I [first wrote](http://seanmehan.globat.com/blog/2011/07/20/mit-cracker-arrested-trying-to-download-millions-of-jstor-articles/) about Aaron Schwartz when it went public about what he was alleged to have done, and [again](http://seanmehan.globat.com/blog/2011/07/22/sympathy-protests-for-aaron-swartz-against-jstor/) with protests against his arrest and Aaron’s own writings about his cause. Now more information is coming out and it seems that there is more strong support forming for the cause. The [Chronicle](http://chronicle.com/article/Rogue-Downloaders-Arrest/128439/) has a very good article on the subject, with quotes from different sides. What seems apparent is that all of the sides, save JSTOR and the administration, but including the faculty at MIT, as regarding the inclusion of the US Secret Service as rather heavy handed, especially when this is a clearly a case of activism and information that is all out of copyright. Continue reading Aaron Schwartz rough handedness from Feds at behest of MIT raising alarm bells
So I have been [arguing for some time](http://seanmehan.globat.com/blog/2011/06/05/oer/) that the business models that online publishing in academia are pursuing are failing to match the new digital world, to leverage digital technologies and scale up their user base. Apple has demonstrated that there is a *great deal of mulah* to be made in music by embracing digital tech and allowing people to download lots of music cheaply.
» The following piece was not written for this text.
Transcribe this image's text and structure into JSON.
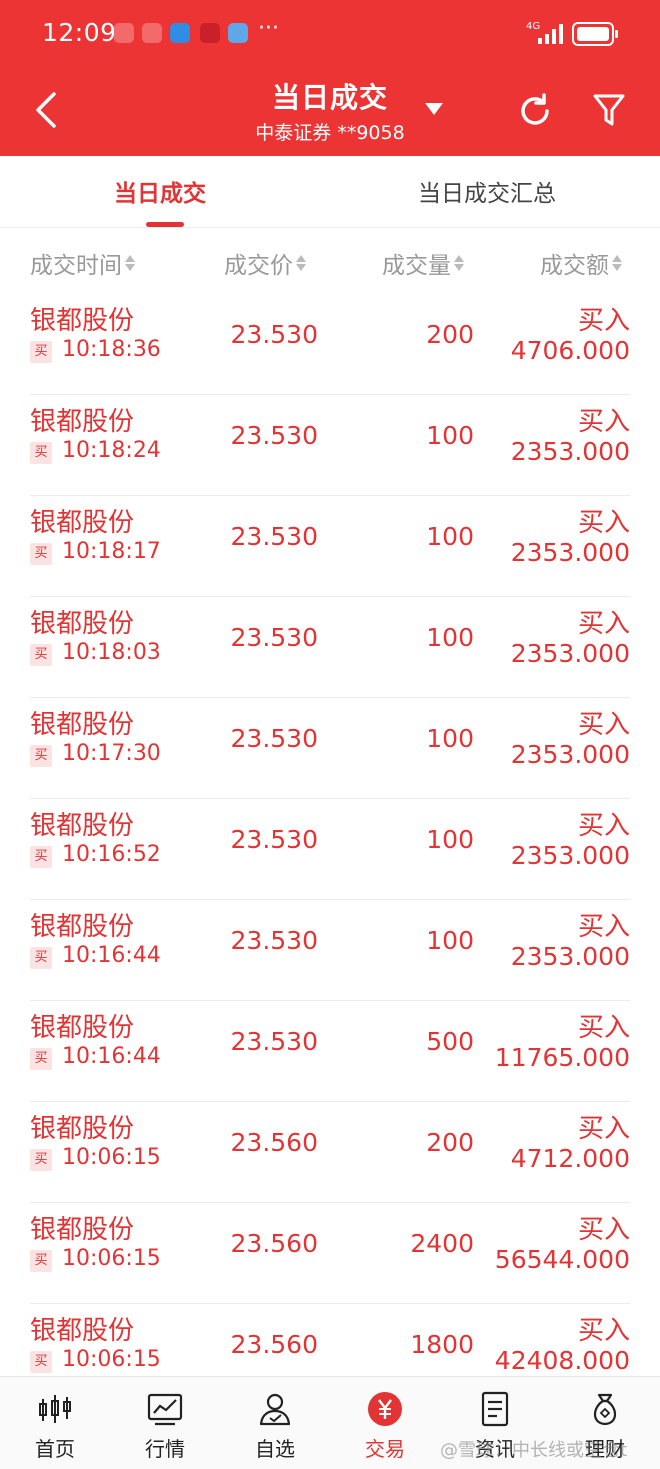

But the academic publishers, as I have argued consistently on this blog, just won’t budge. Now there are some others starting to ask how much is access really worth. But they are not taking into account the digital nature of the service. Continue reading Questions being asked publicly on how much eresource access should cost
A man sued Stanford over damages he received from Stanford when they pursued grants based on the [wave theory of light](http://en.wikipedia.org/wiki/Wave_theory_of_light#Wave_theory). It was thrown out of court. O well, that’s alright then. Continue reading Man sues Stanford over damages caused by Wave Theory of Light
Aaron Swartz was [indicted](http://seanmehan.globat.com/blog/2011/07/20/mit-cracker-arrested-trying-to-download-millions-of-jstor-articles/) for grabbing a few million articles off of JSTOR. Now a British man has just pushed up a torrent of nearly 19,000 out of copyright articles to press the issue. Continue reading Sympathy protests for Aaron Swartz against JSTOR